  • Contributors KD and LK wrote the first draft of the manuscript. JJM and JFW designed and established the register-based NF1 cohort, while HH, JRØ and CE contributed to enrolling of patients in the two centres for rare diseases. PEB, KD and JRMJ contributed to patient enrolment in the questionnaire and neurocognitive studies. AK, MAD and LK collected data on the platform of Statistics Denmark and AK was responsible for data management. KD, HH, JRØ, PEB, SOD, MMH, CE, JJM, JFW and LK obtained funding to establish the NF1 cohort and continue the NF1 research using this cohort. All authors reviewed, critically revised and approved the manuscript. LK is the guarantor and accepts full responsibility for the work and the conduct of the study, had access to the data, and controlled the decision to publish.

  • Funding The establishment of the NF1 cohort was supported by a grant from US Army Medical Research and Materiel Command (award number W81XWH-14-1-0054). The team has also received funding from ‘Boet efter Emanuel Poulsen’ foundation, Leo Foundation (LF-OC-19-000088) and Novo Nordisk Foundation (NNF20OC0064537) to continue the research.

  • Disclaimer The funders had no role in study design, methods, data collection and analysis, decision to publish or preparation of this manuscript.

  • Competing interests None declared.

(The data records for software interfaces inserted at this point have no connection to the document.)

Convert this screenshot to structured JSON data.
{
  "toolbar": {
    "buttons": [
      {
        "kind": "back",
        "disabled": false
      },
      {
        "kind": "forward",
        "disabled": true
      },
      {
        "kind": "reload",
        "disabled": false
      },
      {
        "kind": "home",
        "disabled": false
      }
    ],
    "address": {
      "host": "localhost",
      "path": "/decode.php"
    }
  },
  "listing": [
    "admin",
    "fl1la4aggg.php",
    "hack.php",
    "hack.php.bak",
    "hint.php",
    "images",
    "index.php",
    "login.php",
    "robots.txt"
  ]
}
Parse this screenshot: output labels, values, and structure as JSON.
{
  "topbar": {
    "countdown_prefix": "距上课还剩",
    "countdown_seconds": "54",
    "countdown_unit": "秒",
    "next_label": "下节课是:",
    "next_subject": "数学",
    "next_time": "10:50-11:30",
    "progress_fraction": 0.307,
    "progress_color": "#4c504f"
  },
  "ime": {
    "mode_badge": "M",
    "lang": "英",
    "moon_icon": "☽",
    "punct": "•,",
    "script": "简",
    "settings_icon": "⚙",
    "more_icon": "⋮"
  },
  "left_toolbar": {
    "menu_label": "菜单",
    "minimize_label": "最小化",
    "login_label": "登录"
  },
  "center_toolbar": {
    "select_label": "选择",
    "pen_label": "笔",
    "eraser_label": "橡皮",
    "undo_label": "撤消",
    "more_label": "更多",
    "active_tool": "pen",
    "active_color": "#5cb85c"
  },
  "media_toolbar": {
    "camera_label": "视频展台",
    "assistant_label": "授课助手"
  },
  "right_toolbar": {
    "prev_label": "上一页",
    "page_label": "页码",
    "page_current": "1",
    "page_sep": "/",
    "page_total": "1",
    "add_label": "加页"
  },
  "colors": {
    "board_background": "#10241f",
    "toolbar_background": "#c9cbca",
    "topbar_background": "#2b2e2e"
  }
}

  • Patient and public involvement Patients and/or the public were involved in the design, or conduct, or reporting, or dissemination plans of this research. Refer to the Methods section for further details.

  • Provenance and peer review Not commissioned; externally peer reviewed.